“Even though I never took a class with David Jones – even though I never even studied public health academically – I still think of him as one of my favorite teachers,” Gang recalled. “But, as has been said over and over again over the past several weeks, David was, among so many other things, a patient, kind, and giving teacher.”
Gang, now a science writer at a nonprofit biotech company researching treatments for ALS, bonded with Jones over outside-of-the-classroom interests, in their case – Phish.
“We often said we should make it to a Phish show together in the years after my fellowship, and it’s one of my big regrets now that it never worked out. But I’ll be thinking of him and what he meant to me at every one I attend from now on.”
For Nick Diamond, that bond was French.
“During my interviews for the fellowship, we bonded over our connection to the francophone world and Michigan, sharing a love of Québec and Ann Arbor,” Diamond recalls. “I left his office feeling warmed by his friendliness and excited about his ideas for PHP.”
Diamond was a part of that first class of PHP fellows, and later became PHP’s second managing editor. Diamond credits Jones for supporting an HIV project in Senegal that later ran in PHP, and sparked his career in communications.
“I don’t think I would have found myself in a career that I love without David’s mentorship, guidance, and sharp editorial pen,” Diamond wrote. “David created such a welcoming environment for the team, asking us to share good news in editorial meetings each week, inviting us to his home for dinners with his family, and planning socials at museums and breweries in Boston. David led a small but mighty team to start a publication unlike any other in the country, and we are all proud of his vision.”
Madeline Bishop, now working in health communication at the University of New Hampshire, joined PHP as a part of its second class of fellows shortly after the November 2016 elections. Looking back, she writes of her appreciation of Jones’ “grounding and motivating” outlook.
“Our PHP team would get sidetracked with spirited conversations about social justice, law, politics, maps and data (David loved a good Databyte), solutions to society’s toughest challenges, and sometimes, of course, music. He would join the verging-on-off-topic debates with gusto, unending wisdom, and support. And best of all, we laughed–a lot. I am deeply grateful for David’s joy amidst the difficulty of grad school, personal challenges, and societal chaos. It was and remains a gift, one that I hope we can all try to carry on through even the hardest moments.”
Maggie Thomas, now an assistant professor of social work at UCLA, was also in the first group of PHP fellows. She was inspired to apply after first meeting Jones as a professor in a health policy seminar she took as a PhD student.
“In our first class, David showed us an image of a painting and spent time talking with us about the piece, our responses, our perceptions, and how we were interpreting it, helping us bring a much more expansive perspective to our semester thinking about health policy.

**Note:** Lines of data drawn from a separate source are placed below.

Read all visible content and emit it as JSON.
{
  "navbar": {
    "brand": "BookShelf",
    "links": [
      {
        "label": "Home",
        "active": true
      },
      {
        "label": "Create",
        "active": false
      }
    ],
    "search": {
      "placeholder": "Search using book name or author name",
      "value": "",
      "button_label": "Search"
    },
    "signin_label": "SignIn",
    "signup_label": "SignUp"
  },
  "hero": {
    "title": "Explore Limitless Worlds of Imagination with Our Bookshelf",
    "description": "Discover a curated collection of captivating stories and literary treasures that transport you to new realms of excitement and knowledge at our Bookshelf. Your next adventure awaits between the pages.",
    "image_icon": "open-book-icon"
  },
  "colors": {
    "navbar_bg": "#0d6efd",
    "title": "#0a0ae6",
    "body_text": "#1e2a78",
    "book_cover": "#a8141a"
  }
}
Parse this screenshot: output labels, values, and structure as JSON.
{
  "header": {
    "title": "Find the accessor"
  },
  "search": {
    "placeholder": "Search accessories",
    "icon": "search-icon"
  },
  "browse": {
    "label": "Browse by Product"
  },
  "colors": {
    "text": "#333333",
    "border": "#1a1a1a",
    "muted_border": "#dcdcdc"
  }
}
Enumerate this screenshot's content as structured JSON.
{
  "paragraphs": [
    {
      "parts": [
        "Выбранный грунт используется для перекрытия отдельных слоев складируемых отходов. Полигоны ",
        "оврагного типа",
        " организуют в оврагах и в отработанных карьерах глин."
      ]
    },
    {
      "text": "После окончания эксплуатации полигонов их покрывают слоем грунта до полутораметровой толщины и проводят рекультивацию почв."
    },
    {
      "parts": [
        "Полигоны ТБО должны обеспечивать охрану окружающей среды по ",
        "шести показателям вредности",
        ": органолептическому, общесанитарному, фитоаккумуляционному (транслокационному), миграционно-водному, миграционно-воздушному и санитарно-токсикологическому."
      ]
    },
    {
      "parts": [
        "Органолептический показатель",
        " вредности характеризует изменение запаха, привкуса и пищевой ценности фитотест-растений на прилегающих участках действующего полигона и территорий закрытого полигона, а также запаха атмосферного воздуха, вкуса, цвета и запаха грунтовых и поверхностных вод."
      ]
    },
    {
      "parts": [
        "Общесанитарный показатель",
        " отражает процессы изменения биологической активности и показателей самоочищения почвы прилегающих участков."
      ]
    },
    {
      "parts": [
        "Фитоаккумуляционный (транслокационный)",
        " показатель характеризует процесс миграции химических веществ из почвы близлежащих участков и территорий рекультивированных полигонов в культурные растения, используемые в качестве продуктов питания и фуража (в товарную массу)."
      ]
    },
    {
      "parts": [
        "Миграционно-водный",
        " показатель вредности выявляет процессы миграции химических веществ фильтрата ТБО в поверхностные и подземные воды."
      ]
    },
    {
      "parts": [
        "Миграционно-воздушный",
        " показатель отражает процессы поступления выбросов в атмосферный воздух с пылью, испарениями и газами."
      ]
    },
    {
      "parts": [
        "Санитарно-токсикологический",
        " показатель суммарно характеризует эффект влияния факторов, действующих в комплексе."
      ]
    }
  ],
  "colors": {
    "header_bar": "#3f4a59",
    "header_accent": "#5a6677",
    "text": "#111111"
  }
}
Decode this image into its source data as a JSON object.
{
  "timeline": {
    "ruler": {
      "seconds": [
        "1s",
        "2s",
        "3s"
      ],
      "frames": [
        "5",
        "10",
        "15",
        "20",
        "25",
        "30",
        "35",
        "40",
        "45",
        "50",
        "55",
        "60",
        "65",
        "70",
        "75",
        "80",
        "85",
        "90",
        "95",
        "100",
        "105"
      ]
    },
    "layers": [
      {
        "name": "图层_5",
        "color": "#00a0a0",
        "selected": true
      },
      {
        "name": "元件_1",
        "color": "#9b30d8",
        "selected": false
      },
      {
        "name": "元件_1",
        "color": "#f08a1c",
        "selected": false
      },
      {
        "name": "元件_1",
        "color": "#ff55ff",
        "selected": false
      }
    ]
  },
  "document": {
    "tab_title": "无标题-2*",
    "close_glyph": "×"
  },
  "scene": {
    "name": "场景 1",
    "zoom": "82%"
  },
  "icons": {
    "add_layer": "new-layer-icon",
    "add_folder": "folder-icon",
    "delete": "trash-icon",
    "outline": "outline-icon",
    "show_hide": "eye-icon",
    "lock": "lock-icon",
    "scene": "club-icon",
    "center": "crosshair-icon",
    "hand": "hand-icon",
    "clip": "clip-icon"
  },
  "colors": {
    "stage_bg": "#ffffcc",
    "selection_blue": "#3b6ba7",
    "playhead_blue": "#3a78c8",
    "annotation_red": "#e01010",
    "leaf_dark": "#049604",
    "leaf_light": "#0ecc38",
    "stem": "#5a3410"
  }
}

As I got to know David over the past five years, as a mentor at Public Health Post and as a colleague and friend, that untypical experience in our classroom stands out as an entirely typical approach to teaching, thinking, and engaging with other people from David.”
Knowing David Jones as a colleague and friend meant knowing his family as well – his wife, Sarah, and their three children.
“David was an engaging professor, a brilliant scholar, a generous mentor, and a true friend,” Thomas remembers. “It was evident to me from the earliest I knew David that he cared deeply about his work, the world he lived in, and the people he encountered, and gave everything he did his full attention and energy. It was also always clear, in the simplest and most authentic way, that his love for Sarah, Olivia, Anne, and Thomas, ran through all of his other work and shaped his life.”
Professor David Jones’ life will be celebrated today during a virtual and on campus memorial service.
This post was compiled and edited by Teresa Wood Kett, Jennifer Beard and Michael Stein. The best parts of it were written by the Public Health Post fellows who shared their memories.
Photo from the PHP archives, pictured left to right are: Melissa Davenport, Nick Diamond, David Jones, Maggie Thomas and Jonathan Gang